## REQUIRED ACTION
Look through the data below. Pick out the lines holding the string "label".

## DATA LISTING
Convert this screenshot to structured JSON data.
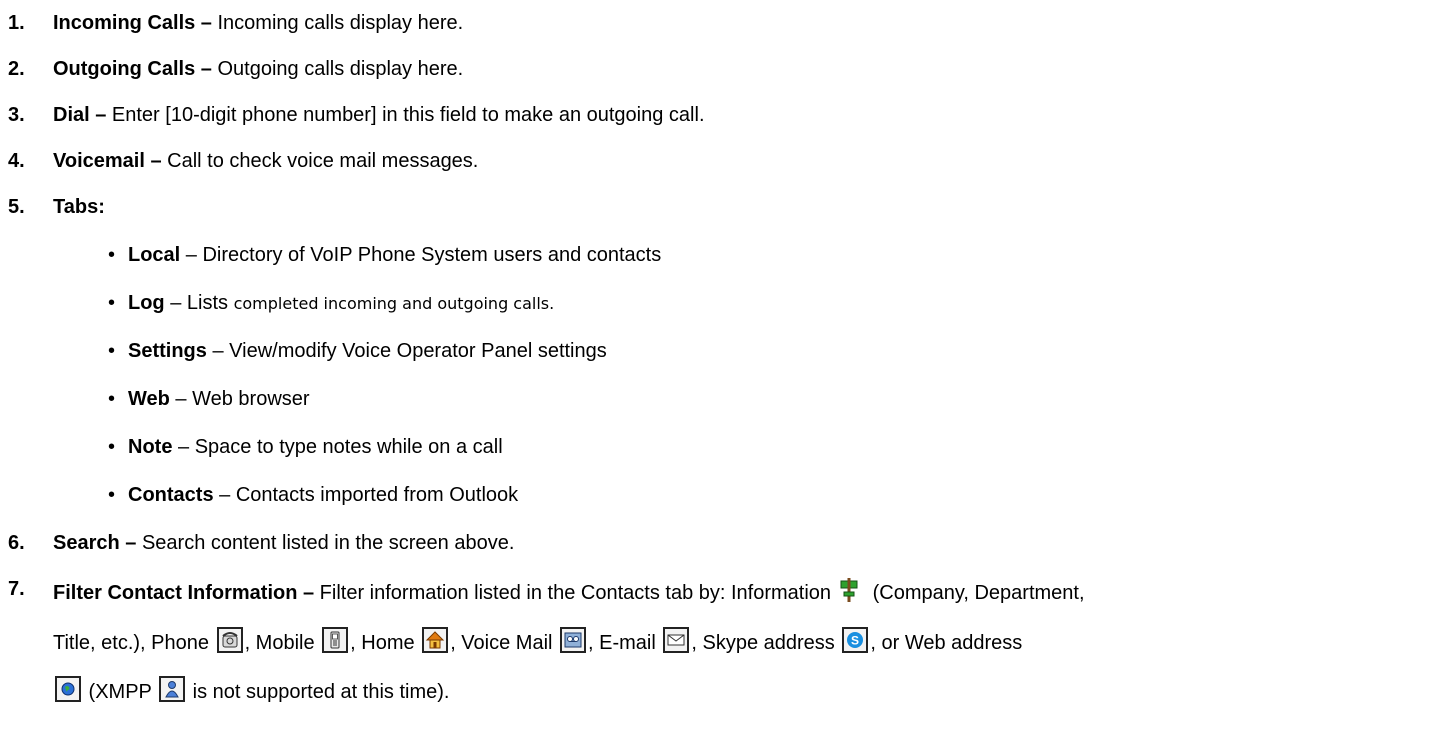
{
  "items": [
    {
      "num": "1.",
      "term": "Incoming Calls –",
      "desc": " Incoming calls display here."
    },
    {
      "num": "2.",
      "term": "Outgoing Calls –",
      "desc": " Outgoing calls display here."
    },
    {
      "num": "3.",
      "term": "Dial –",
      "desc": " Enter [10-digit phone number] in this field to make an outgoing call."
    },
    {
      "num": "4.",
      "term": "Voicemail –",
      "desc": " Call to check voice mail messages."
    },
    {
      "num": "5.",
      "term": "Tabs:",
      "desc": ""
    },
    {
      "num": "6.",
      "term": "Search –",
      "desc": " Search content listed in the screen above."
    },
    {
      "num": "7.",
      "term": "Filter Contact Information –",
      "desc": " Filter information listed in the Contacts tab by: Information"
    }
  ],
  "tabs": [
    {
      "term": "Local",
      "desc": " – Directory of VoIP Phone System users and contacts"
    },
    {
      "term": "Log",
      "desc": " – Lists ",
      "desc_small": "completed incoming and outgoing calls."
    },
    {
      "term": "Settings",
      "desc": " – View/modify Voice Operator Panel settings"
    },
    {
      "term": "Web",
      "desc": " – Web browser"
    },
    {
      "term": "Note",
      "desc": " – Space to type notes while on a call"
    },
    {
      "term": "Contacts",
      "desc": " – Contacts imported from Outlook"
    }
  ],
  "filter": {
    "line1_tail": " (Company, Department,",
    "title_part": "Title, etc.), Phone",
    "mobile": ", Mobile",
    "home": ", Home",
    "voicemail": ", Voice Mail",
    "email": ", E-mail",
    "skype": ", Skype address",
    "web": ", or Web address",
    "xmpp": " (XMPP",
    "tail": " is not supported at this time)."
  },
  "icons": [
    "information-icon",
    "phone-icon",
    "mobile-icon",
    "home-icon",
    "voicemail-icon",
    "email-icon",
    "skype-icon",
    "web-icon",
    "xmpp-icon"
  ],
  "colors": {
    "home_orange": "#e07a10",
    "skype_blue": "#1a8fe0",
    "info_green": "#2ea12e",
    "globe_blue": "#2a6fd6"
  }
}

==

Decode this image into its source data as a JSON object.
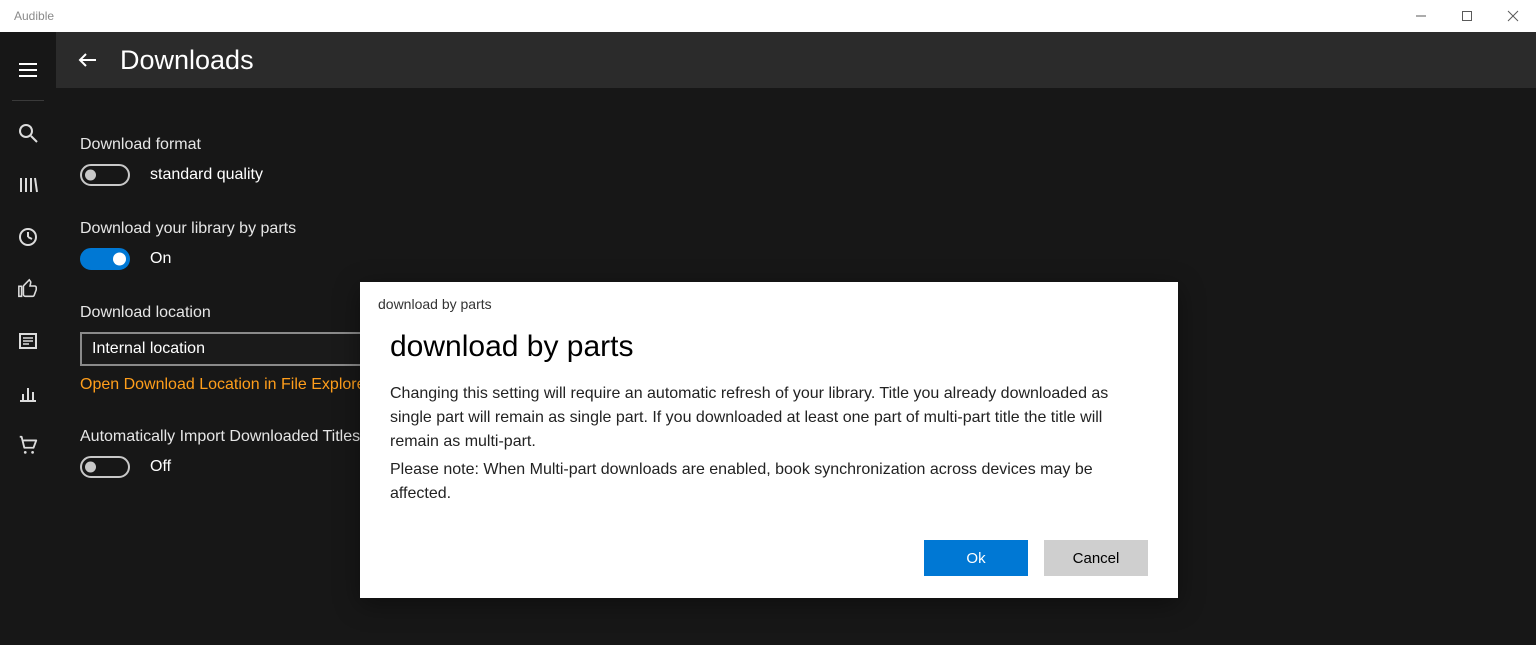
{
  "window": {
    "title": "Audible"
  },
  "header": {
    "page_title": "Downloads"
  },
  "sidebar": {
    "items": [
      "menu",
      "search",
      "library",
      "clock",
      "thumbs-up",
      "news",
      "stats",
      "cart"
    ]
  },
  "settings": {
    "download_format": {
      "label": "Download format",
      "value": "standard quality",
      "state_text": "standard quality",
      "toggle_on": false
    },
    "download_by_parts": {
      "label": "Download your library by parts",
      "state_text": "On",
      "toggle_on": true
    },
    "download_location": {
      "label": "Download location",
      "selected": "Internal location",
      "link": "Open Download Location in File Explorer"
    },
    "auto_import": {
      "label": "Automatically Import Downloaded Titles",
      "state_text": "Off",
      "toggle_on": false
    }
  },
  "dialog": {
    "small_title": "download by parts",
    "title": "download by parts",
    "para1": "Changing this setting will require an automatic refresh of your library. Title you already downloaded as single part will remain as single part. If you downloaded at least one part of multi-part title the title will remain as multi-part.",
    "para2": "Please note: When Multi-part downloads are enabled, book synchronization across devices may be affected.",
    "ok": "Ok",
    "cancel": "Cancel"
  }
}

## EXERCISE SOLUTION
      "label": "Download format",
      "label": "Download your library by parts",
      "label": "Download location",
      "label": "Automatically Import Downloaded Titles",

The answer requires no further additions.